Farrier Tom Ryan says there are ways around most problems, as long as the farrier has the time and technical ability.
“With a youngster, trim him the first couple of times, then shoe him in pairs. Put fronts on one week and hinds the next. Don’t try and do it all at once, because their concentration spans are short.”
Obviously, Tom says, some horses object to the nailing process.
“Some will accept quite a high level of hammering, others are more ticklish. So you might have to change your style – tap, tap rather than bang, bang.
Tom believes it is often a good idea to let the horse have frequent rests.
“Put three nails in, then let him put his foot down for a while,” he says.
“It’s a bit like dentist’s chair syndrome. He’s drilling away until you think you can’t stand any more, then he lets you have a break and you feel much better.”
Owners must also play their part, explains Tom, beginning with providing a safe, level surface on which to stand the horse. Tom will not shoe without someone present.
If you know your horse is likely to be difficult, then warn the farrier and be prepared to pay an hourly rate if necessary, so that he can take enough time.

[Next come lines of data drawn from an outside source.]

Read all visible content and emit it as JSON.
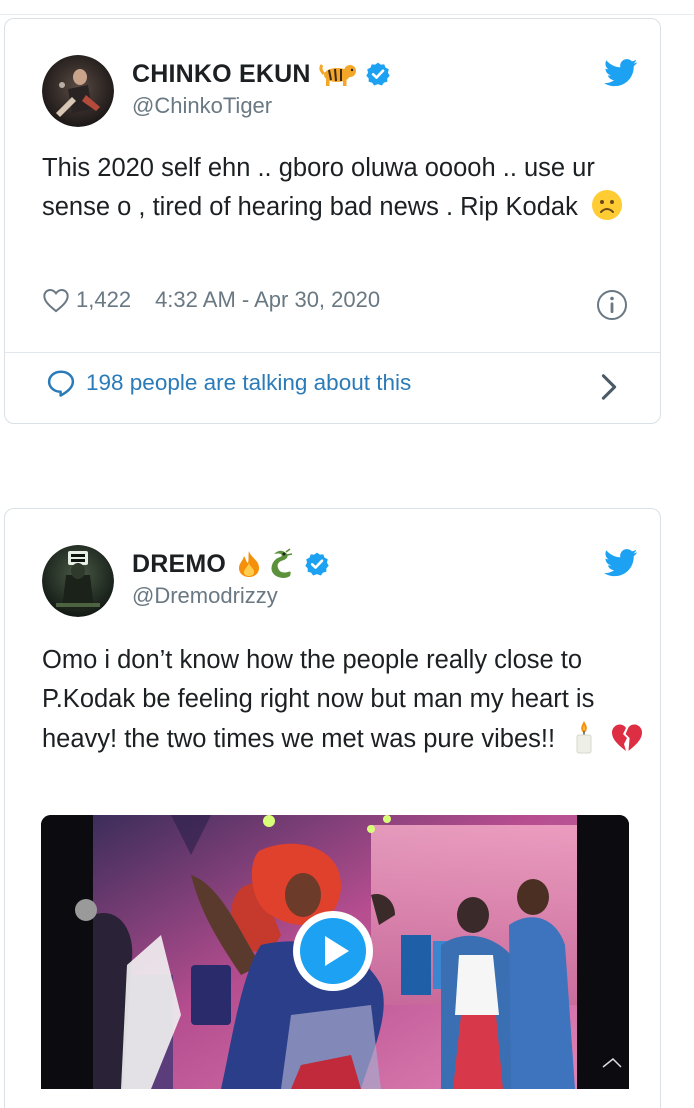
{
  "tweets": [
    {
      "name": "CHINKO EKUN",
      "name_emoji": "tiger",
      "handle": "@ChinkoTiger",
      "text": "This 2020 self ehn .. gboro oluwa ooooh .. use ur sense o , tired of hearing bad news . Rip Kodak",
      "text_emoji": "frowning-face",
      "likes": "1,422",
      "timestamp": "4:32 AM - Apr 30, 2020",
      "talking": "198 people are talking about this"
    },
    {
      "name": "DREMO",
      "name_emoji": "fire dragon",
      "handle": "@Dremodrizzy",
      "text": "Omo i don’t know how the people really close to P.Kodak be feeling right now but man my heart is heavy! the two times we met was pure vibes!!",
      "text_emoji": "candle broken-heart",
      "media": "video"
    }
  ],
  "colors": {
    "twitter_blue": "#1da1f2",
    "link_blue": "#2b7bb9",
    "meta_gray": "#697882",
    "text": "#1c2022",
    "border": "#d9e1e6"
  },
  "icons": [
    "verified-badge-icon",
    "twitter-bird-icon",
    "heart-icon",
    "info-icon",
    "speech-bubble-icon",
    "chevron-right-icon",
    "play-icon"
  ]
}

Sometimes, it is also better to get your vet to sedate the horse. But, on the whole, Tom believes that sedation may only be necessary as a last resort for safety’s sake.